- infrared rays (IR) (wavelength from 0.0003 to 0.004 inches, or 740 nanometers to 100 micrometers)
- visible light, (wavelength from 0.000015 to 0.0003 inches or 380 to 740 nanometers)
- ultraviolet (UV) (wavelength from 0.000015 to 0.0003 inches, or 380 to 740 nanometers)
- X ray (wavelengths from 4 × 10^−7 to 4 × 10^−8 inches, or 100 picometers to 10 nanometers)
- gamma rays (wavelength less than 4 × 10^−9 inches, or 100 picometers)
Visible light is in the EM spectrum between infrared (IR) and ultraviolet ray (UV). It has a frequency of about 4 × 1014 up to 8 × 1014 cycles per second, or hertz (Hz) and a wavelength of about 740 nanometers (nm) or 2.9 × 10−5 inch, to 380 nm (1.5 × 10−5 inches).
Color and spectrum of visible light
Perhaps the most important property of visible light is color. Color is both an inherent property of light and a work of cells in the human eye. Objects do not “have” color, according to Physics Hypertext Book. Rather, they emit light that “seems” to be a color. In other words, writes Elert, color exists only in the mind of the viewer.
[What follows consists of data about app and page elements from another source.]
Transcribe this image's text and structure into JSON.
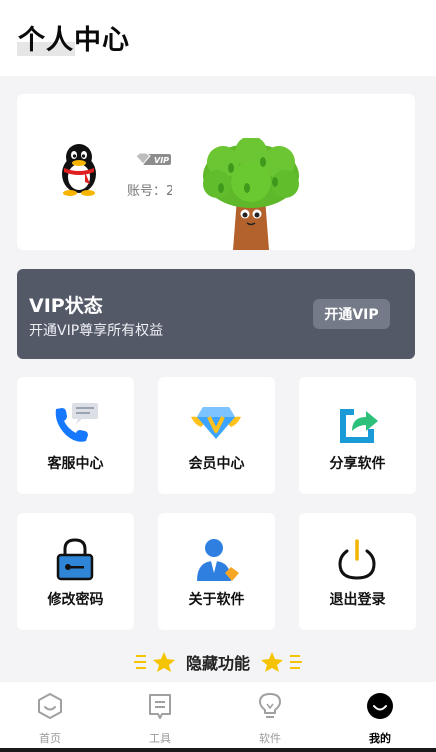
{
  "header": {
    "title": "个人中心"
  },
  "profile": {
    "account_text": "账号：2",
    "vip_badge_text": "VIP",
    "avatar_icon": "qq-penguin-icon",
    "mascot_icon": "tree-mascot-icon"
  },
  "vip": {
    "title": "VIP状态",
    "subtitle": "开通VIP尊享所有权益",
    "button_label": "开通VIP"
  },
  "tiles": [
    {
      "label": "客服中心",
      "icon": "customer-service-icon"
    },
    {
      "label": "会员中心",
      "icon": "member-diamond-icon"
    },
    {
      "label": "分享软件",
      "icon": "share-icon"
    },
    {
      "label": "修改密码",
      "icon": "lock-icon"
    },
    {
      "label": "关于软件",
      "icon": "about-person-icon"
    },
    {
      "label": "退出登录",
      "icon": "power-icon"
    }
  ],
  "hidden_feature": {
    "label": "隐藏功能"
  },
  "tabbar": {
    "items": [
      {
        "label": "首页",
        "icon": "home-hexagon-icon",
        "active": false
      },
      {
        "label": "工具",
        "icon": "tools-doc-icon",
        "active": false
      },
      {
        "label": "软件",
        "icon": "bulb-icon",
        "active": false
      },
      {
        "label": "我的",
        "icon": "profile-smile-icon",
        "active": true
      }
    ]
  },
  "colors": {
    "vip_card_bg": "#545968",
    "vip_button_bg": "#747a88",
    "accent_blue": "#1677ff",
    "page_bg": "#f4f4f6"
  }
}
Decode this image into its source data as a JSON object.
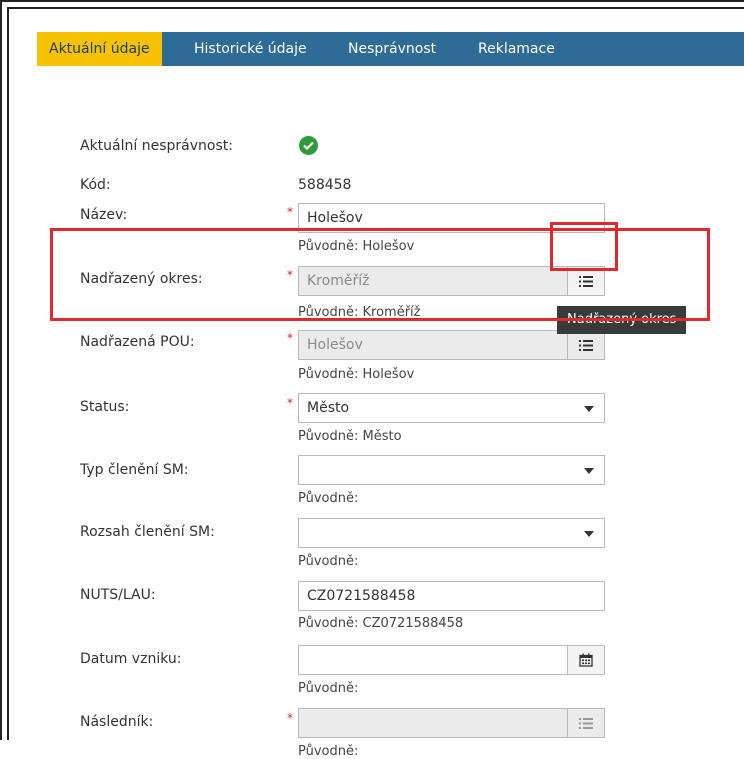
{
  "tabs": [
    {
      "label": "Aktuální údaje",
      "active": true
    },
    {
      "label": "Historické údaje",
      "active": false
    },
    {
      "label": "Nesprávnost",
      "active": false
    },
    {
      "label": "Reklamace",
      "active": false
    }
  ],
  "fields": {
    "aktualni_nespravnost": {
      "label": "Aktuální nesprávnost:",
      "status_icon": "check-circle-icon",
      "status_color": "#2e9a3a"
    },
    "kod": {
      "label": "Kód:",
      "value": "588458"
    },
    "nazev": {
      "label": "Název:",
      "value": "Holešov",
      "original": "Původně: Holešov",
      "required": "*"
    },
    "nadrazeny_okres": {
      "label": "Nadřazený okres:",
      "value": "Kroměříž",
      "original": "Původně: Kroměříž",
      "required": "*",
      "button_icon": "list-icon"
    },
    "nadrazena_pou": {
      "label": "Nadřazená POU:",
      "value": "Holešov",
      "original": "Původně: Holešov",
      "required": "*",
      "button_icon": "list-icon"
    },
    "status": {
      "label": "Status:",
      "value": "Město",
      "original": "Původně: Město",
      "required": "*"
    },
    "typ_cleneni_sm": {
      "label": "Typ členění SM:",
      "value": "",
      "original": "Původně:"
    },
    "rozsah_cleneni_sm": {
      "label": "Rozsah členění SM:",
      "value": "",
      "original": "Původně:"
    },
    "nuts_lau": {
      "label": "NUTS/LAU:",
      "value": "CZ0721588458",
      "original": "Původně: CZ0721588458"
    },
    "datum_vzniku": {
      "label": "Datum vzniku:",
      "value": "",
      "original": "Původně:",
      "button_icon": "calendar-icon"
    },
    "naslednik": {
      "label": "Následník:",
      "value": "",
      "original": "Původně:",
      "required": "*",
      "button_icon": "list-icon"
    }
  },
  "tooltip": {
    "text": "Nadřazený okres"
  },
  "colors": {
    "tab_bar": "#2e6c95",
    "tab_active": "#f6c200",
    "required_marker": "#d12b2b",
    "highlight": "#e0282e"
  }
}
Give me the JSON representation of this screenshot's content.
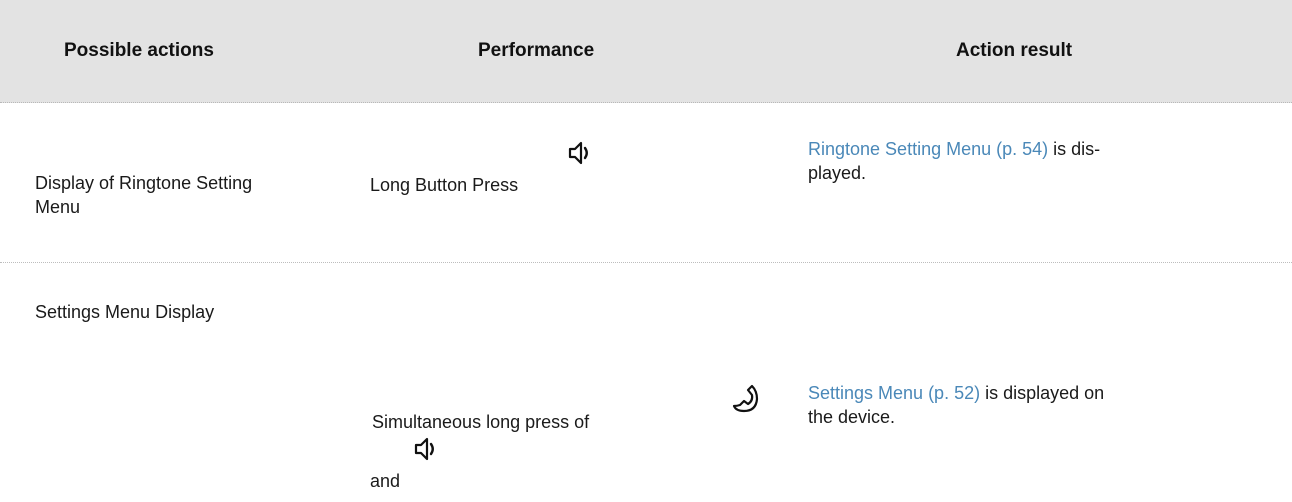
{
  "header": {
    "col_actions": "Possible actions",
    "col_performance": "Performance",
    "col_result": "Action result"
  },
  "rows": [
    {
      "action": "Display of Ringtone Setting Menu",
      "performance": "Long Button Press",
      "performance_icon": "speaker-icon",
      "result_link": "Ringtone Setting Menu (p. 54)",
      "result_text_1": " is dis-",
      "result_text_2": "played."
    },
    {
      "action": "Settings Menu Display",
      "performance_1": "Simultaneous long press of",
      "performance_icon_1": "handset-icon",
      "performance_2": "and",
      "performance_icon_2": "speaker-icon",
      "result_link": "Settings Menu (p. 52)",
      "result_text_1": " is displayed on",
      "result_text_2": "the device."
    }
  ]
}
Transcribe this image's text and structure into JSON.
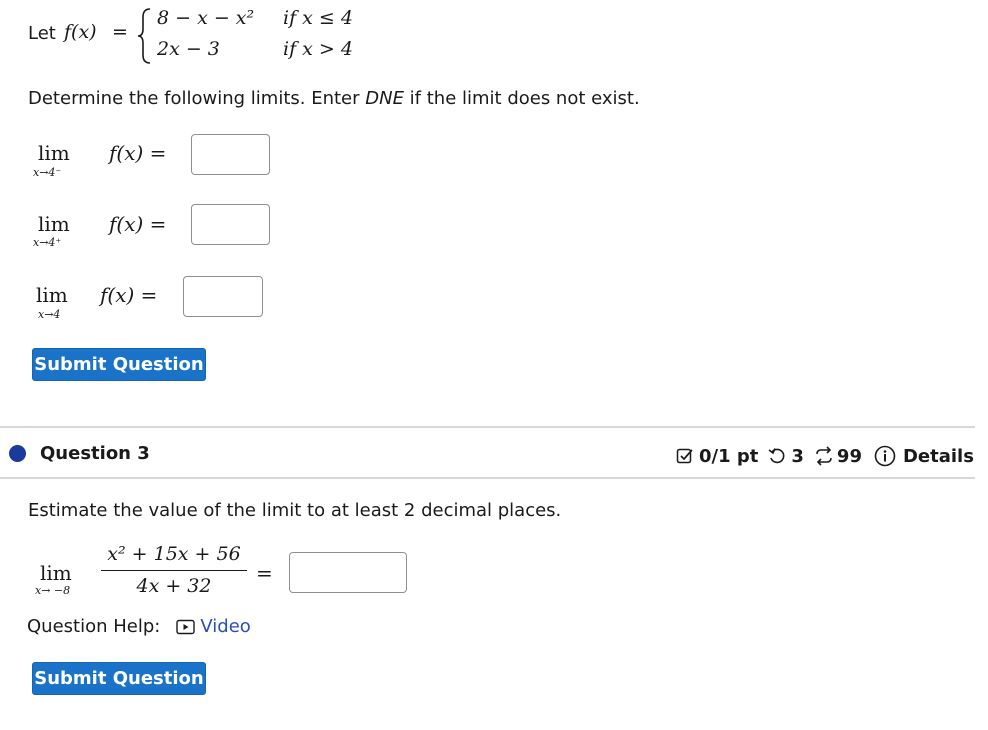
{
  "q2": {
    "let_label": "Let",
    "func_lhs": "f(x)",
    "equals": "=",
    "case1_expr": "8 − x − x²",
    "case1_cond": "if  x ≤ 4",
    "case2_expr": "2x − 3",
    "case2_cond": "if  x > 4",
    "instructions_pre": "Determine the following limits. Enter ",
    "instructions_dne": "DNE",
    "instructions_post": " if the limit does not exist.",
    "limits": [
      {
        "lim": "lim",
        "sub": "x→4⁻",
        "expr": "f(x) =",
        "answer": ""
      },
      {
        "lim": "lim",
        "sub": "x→4⁺",
        "expr": "f(x) =",
        "answer": ""
      },
      {
        "lim": "lim",
        "sub": "x→4",
        "expr": "f(x) =",
        "answer": ""
      }
    ],
    "submit_label": "Submit Question"
  },
  "q3": {
    "title": "Question 3",
    "score": "0/1 pt",
    "retries": "3",
    "attempts": "99",
    "details_label": "Details",
    "instructions": "Estimate the value of the limit to at least 2 decimal places.",
    "lim": "lim",
    "lim_sub": "x→ −8",
    "numerator": "x² + 15x + 56",
    "denominator": "4x + 32",
    "equals": "=",
    "answer": "",
    "help_label": "Question Help:",
    "video_label": "Video",
    "submit_label": "Submit Question"
  },
  "colors": {
    "accent": "#1a73c8",
    "bullet": "#1a3a9e",
    "link": "#2a4fb5"
  }
}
According to NASA Mission Science Website. Humans see light at the lower end of the visible spectrum, with a longer wavelength, about 740 nm, as red; we perceive light in the middle of the spectrum as green; and see light at the upper end of the spectrum, with a wavelength of about 380 nm, as purple. All other colors that we perceive are mixtures of these colors.
For example, yellow contains light from both the red and green regions of the visible light spectrum; Cyan is a blend of green and blue, and magenta is a blend of red and blue. White light contains all colors combined. Black has no light at all. According to the website of Michael Fowler, professor of physics at the University of Virginia.
How does heat energy turn into visible light?
According to NASA’s Mission Science, as objects heat up, they emit energy dominated by shorter wavelengths, which we assume change color, according to NASA’s Mission Science. For example, the flame of a soldering iron changes from red to blue when it is adjusted to burn hotter. This process of converting heat energy into light energy is called luminescence Dynamic Educational Advancement Institute (IDEA) website, WebExhibits.org.
Incandescent lamps are produced when hot matter releases some of its thermal vibrational energy such as photon. At about 1,472 degrees Fahrenheit (800 degrees Celsius), the energy emitted by a radiating object reaches infrared. As the temperature increases, the energy moves into the visible spectrum and the object appears red. As the object gets hotter, the color changes to “hot white” and finally to blue.
Visible light astronomy
The color of hot objects, such as stars, can be used to estimate temperature, according to IDEA. For example, the surface temperature of the sun is about 5,800 kelvin (9,980 F or 5,527 C). The emitted light has a maximum wavelength of about 550 nm, which we perceive as visible white (or yellowish) light.
According to NASA, if the surface temperature of the sun were colder, around 3,000 degrees Celsius, it would have a reddish color, like the star Betelgeuse. If it were hotter, around 12,000 C, it would be blue, like the Rigel star.
Astronomers can also determine what material an object is made of because each element absorbs light at specific wavelengths, known as absorption spectra. Knowing the absorption spectra of the elements, astronomers can use spectroscopy to determine the chemical composition of stars, dust clouds, and other distant objects.
Learn more about how the human brain perceives light in this video from National Geography. Follow your path through the electromagnetic spectrum with this stunning book”Light: The visible spectrum and beyond“(Black Dog & Leventhal, 2013) or conduct your own visible light experiments at home following instructions from Duckan educational website for children.
This article was updated on May 23, 2022 by Live Science managing editor Tia Ghose.
https://www.livescience.com/50678-visible-light.html What is visible light? | Live Science